━━━ The data

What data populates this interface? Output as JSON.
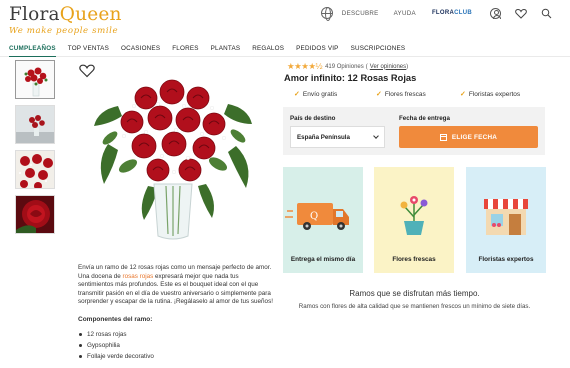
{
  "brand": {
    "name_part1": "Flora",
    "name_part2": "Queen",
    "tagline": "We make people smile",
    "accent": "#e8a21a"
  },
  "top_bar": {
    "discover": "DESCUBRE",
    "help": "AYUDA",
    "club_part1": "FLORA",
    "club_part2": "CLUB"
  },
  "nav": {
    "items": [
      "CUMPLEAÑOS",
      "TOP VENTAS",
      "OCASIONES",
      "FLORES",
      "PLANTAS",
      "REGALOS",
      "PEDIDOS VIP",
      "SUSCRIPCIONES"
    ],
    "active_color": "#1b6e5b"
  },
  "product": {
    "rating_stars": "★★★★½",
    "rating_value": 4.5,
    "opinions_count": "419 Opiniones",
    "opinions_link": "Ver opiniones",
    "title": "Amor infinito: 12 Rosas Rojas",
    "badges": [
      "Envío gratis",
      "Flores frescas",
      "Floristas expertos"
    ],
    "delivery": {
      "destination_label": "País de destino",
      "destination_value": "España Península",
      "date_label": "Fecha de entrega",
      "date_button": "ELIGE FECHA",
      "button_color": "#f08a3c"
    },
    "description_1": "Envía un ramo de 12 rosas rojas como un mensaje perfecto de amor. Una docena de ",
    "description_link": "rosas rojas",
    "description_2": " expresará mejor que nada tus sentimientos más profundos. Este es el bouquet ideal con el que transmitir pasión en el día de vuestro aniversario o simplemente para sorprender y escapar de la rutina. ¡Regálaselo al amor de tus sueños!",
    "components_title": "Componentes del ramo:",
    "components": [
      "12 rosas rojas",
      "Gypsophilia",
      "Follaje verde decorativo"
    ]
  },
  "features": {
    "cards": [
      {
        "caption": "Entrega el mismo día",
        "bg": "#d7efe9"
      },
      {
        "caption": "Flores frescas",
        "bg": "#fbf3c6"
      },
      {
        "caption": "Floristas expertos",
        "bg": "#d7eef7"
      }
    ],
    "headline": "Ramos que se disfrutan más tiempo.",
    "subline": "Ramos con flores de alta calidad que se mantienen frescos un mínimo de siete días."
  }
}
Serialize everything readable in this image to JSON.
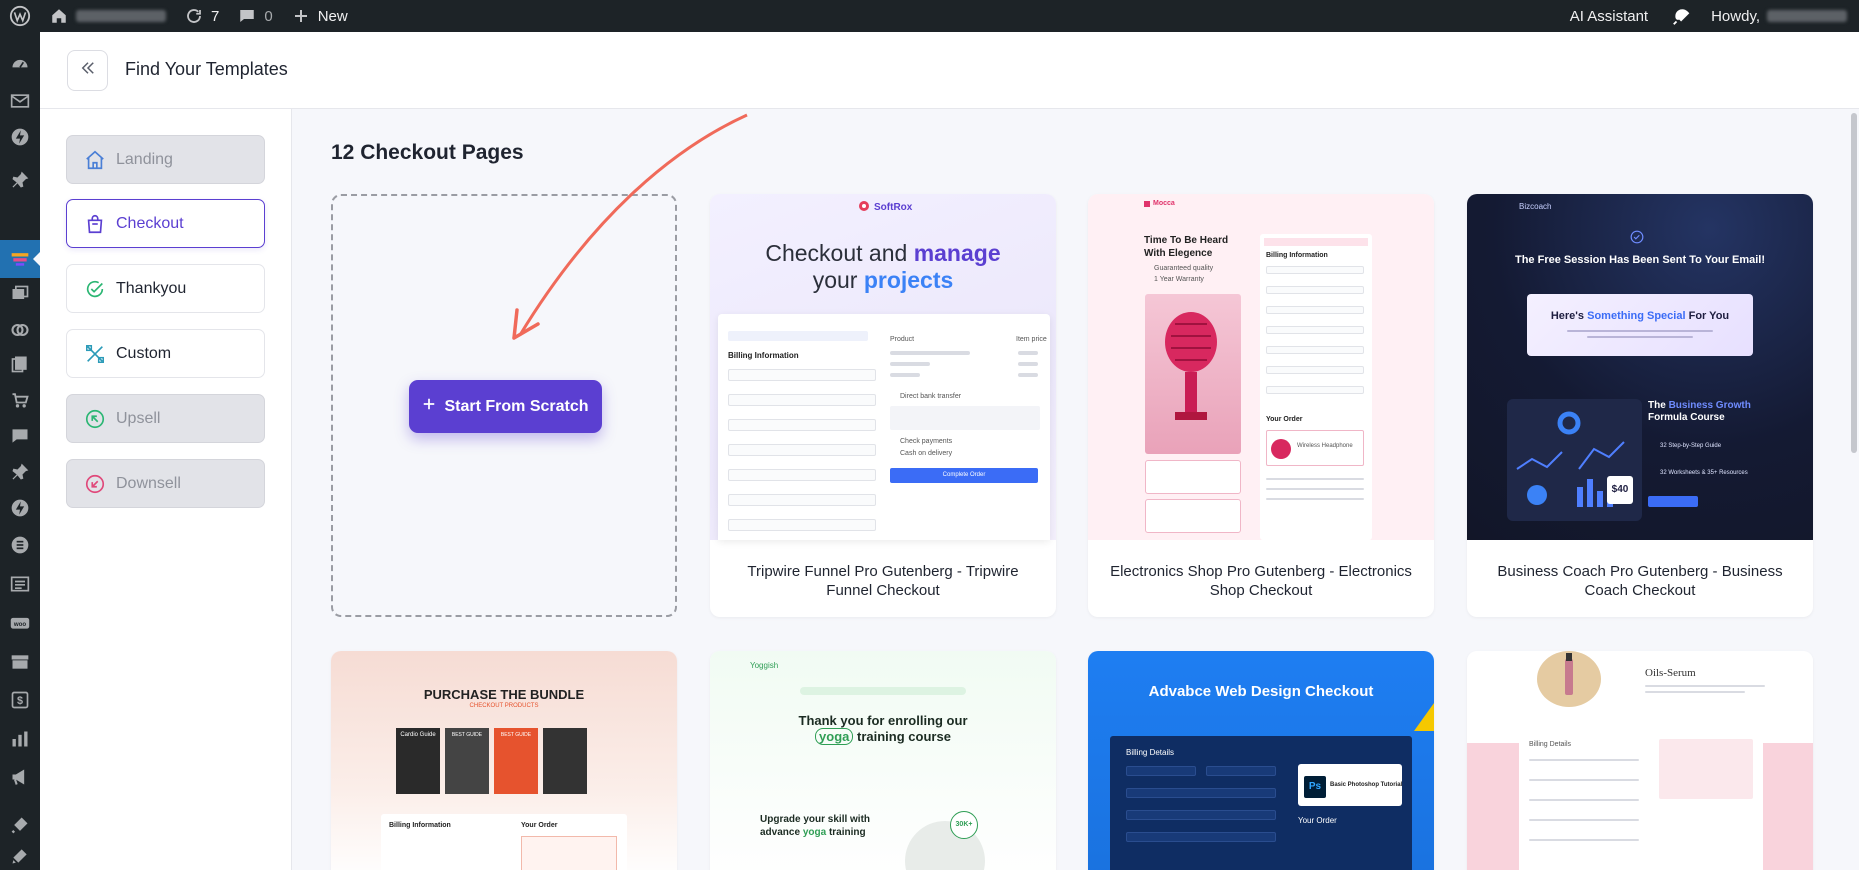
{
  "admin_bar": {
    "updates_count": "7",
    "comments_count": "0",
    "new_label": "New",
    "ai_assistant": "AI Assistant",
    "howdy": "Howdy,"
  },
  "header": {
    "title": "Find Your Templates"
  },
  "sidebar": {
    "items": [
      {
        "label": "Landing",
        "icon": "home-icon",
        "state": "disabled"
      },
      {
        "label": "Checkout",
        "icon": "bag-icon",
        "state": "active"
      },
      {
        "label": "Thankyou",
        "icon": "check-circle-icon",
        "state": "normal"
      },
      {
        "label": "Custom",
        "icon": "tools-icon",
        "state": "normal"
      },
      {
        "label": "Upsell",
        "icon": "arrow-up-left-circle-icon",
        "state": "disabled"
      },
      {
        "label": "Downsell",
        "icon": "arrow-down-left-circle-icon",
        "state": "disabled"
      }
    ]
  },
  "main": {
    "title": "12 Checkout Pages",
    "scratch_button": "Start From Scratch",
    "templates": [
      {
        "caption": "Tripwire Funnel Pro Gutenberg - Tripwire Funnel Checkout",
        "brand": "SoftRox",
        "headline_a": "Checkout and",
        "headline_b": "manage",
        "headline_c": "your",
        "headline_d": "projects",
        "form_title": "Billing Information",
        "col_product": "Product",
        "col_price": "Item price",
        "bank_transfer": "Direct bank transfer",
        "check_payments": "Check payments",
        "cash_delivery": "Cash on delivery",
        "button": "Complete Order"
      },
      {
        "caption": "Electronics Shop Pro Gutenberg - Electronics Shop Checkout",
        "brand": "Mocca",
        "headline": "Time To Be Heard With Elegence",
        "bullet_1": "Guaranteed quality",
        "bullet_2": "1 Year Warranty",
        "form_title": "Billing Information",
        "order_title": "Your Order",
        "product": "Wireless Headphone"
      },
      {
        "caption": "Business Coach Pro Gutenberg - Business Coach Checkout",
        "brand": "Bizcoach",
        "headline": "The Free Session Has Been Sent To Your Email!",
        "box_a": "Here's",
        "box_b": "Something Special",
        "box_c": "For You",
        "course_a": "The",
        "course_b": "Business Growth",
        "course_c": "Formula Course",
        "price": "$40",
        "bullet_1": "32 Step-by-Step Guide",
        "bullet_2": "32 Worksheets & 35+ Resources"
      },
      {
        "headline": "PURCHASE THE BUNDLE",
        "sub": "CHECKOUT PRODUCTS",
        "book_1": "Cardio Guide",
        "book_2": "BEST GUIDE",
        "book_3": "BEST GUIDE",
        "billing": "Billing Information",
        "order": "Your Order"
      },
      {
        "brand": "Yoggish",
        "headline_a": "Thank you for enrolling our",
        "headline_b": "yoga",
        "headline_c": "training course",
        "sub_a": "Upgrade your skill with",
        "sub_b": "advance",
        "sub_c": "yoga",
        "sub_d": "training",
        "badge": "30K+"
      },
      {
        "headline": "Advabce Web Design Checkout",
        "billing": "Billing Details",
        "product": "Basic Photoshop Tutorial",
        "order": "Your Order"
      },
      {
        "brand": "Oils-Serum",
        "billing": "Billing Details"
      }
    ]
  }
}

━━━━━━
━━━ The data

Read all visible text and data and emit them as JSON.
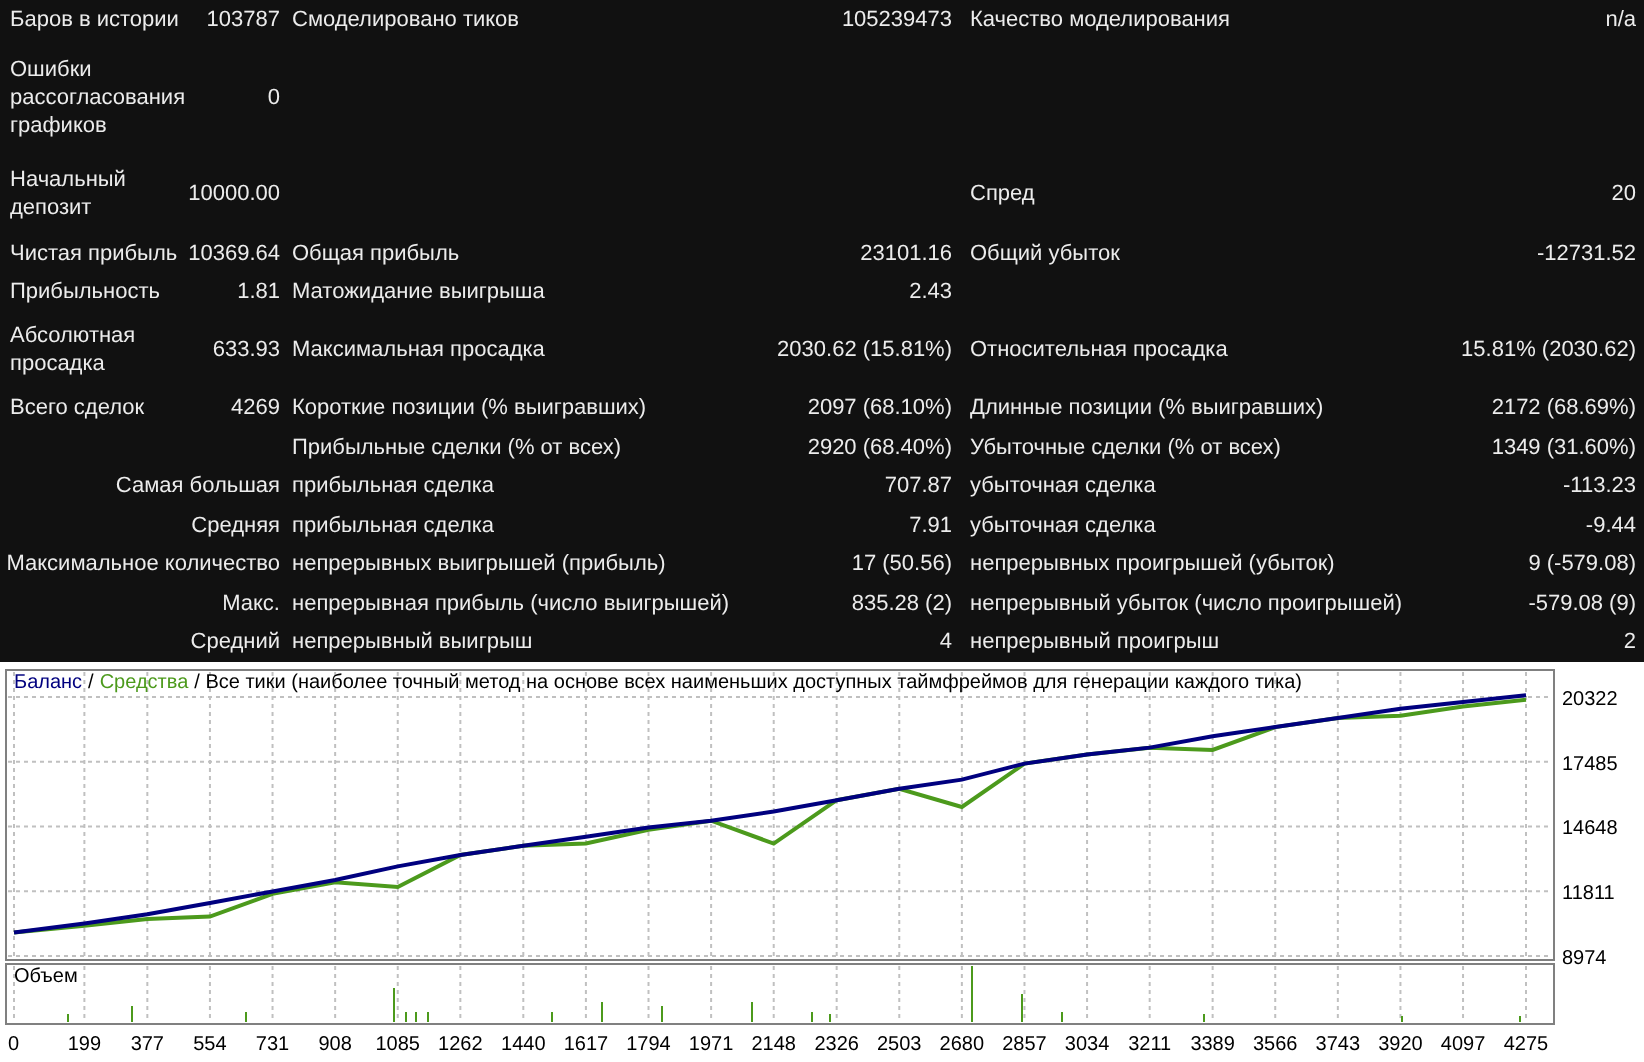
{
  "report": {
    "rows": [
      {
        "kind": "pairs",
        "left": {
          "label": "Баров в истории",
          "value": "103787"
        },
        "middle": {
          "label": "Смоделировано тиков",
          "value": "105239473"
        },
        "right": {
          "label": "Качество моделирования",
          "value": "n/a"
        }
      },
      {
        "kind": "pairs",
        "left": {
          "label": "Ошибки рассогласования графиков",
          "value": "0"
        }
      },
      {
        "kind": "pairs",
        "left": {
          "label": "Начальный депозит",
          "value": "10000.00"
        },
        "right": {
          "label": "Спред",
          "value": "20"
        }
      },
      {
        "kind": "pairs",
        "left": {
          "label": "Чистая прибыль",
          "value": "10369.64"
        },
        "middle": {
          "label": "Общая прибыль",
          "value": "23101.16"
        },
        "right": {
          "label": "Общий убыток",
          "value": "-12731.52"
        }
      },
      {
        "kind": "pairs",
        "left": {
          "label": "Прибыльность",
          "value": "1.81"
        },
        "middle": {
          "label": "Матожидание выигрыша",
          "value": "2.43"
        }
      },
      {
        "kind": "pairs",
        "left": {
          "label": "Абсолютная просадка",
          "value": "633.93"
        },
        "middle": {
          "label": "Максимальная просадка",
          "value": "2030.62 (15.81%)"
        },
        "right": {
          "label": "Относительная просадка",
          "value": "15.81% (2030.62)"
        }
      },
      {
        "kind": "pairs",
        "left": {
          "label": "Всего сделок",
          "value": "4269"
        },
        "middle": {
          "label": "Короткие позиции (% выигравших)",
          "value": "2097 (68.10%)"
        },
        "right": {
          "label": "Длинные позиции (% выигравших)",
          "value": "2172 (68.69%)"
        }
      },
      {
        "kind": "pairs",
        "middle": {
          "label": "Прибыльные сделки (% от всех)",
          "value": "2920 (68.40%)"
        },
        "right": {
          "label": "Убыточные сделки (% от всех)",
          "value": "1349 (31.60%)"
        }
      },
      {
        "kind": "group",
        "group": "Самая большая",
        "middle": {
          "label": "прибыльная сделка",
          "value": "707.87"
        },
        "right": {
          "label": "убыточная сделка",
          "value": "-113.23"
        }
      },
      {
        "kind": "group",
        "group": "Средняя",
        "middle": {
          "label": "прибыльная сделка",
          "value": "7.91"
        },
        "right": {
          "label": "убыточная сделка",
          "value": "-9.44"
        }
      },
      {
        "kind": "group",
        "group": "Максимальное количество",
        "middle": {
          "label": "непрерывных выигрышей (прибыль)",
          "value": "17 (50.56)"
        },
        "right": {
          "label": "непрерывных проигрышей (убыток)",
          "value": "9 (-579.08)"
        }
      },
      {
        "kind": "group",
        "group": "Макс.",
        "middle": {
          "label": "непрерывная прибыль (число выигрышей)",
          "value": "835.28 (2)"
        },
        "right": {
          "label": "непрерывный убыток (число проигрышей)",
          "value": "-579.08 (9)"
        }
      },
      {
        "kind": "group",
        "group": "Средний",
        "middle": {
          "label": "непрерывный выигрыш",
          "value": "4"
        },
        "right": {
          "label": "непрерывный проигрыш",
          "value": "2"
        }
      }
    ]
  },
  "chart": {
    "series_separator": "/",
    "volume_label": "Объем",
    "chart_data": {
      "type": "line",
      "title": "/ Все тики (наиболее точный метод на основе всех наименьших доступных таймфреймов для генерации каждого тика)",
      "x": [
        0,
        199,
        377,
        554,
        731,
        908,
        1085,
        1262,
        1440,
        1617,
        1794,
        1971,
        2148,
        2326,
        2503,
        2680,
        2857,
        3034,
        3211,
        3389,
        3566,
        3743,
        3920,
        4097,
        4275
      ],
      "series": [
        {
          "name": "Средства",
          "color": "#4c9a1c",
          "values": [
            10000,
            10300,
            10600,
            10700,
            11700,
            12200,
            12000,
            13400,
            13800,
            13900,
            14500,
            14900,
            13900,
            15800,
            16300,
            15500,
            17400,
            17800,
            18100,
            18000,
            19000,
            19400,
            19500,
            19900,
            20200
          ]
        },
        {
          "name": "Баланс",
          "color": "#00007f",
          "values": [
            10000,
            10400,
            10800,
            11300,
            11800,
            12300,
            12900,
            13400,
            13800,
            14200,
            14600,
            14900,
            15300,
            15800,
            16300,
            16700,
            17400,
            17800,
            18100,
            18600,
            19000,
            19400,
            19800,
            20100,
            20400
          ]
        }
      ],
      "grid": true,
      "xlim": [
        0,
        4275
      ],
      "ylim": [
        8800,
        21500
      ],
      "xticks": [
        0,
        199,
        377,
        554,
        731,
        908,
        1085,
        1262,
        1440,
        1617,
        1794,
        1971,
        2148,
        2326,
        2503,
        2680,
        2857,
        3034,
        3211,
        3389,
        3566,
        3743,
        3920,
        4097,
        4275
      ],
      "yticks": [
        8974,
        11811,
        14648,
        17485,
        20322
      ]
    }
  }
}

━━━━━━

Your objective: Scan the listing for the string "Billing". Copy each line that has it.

Task result:
        "form_title": "Billing Information",
        "form_title": "Billing Information",
        "billing": "Billing Information",
        "billing": "Billing Details",
        "billing": "Billing Details"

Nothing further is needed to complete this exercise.